(Entries taken from a collection)
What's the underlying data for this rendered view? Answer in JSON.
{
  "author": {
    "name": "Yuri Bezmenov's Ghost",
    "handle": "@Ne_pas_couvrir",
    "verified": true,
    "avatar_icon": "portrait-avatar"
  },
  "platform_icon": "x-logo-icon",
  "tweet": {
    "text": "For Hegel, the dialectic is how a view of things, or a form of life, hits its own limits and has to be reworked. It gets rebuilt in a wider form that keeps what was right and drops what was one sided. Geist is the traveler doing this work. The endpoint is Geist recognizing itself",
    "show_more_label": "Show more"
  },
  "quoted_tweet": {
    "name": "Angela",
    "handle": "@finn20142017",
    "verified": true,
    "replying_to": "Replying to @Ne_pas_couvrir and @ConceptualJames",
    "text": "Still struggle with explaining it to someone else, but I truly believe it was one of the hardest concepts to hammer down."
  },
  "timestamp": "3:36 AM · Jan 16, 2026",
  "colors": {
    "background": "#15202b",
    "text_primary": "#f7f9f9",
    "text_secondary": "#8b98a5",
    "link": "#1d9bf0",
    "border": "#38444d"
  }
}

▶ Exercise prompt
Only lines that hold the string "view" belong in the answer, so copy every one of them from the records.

▶ Reply
What's the underlying data for this rendered view? Answer in JSON.
    "text": "For Hegel, the dialectic is how a view of things, or a form of life, hits its own limits and has to be reworked. It gets rebuilt in a wider form that keeps what was right and drops what was one sided. Geist is the traveler doing this work. The endpoint is Geist recognizing itself",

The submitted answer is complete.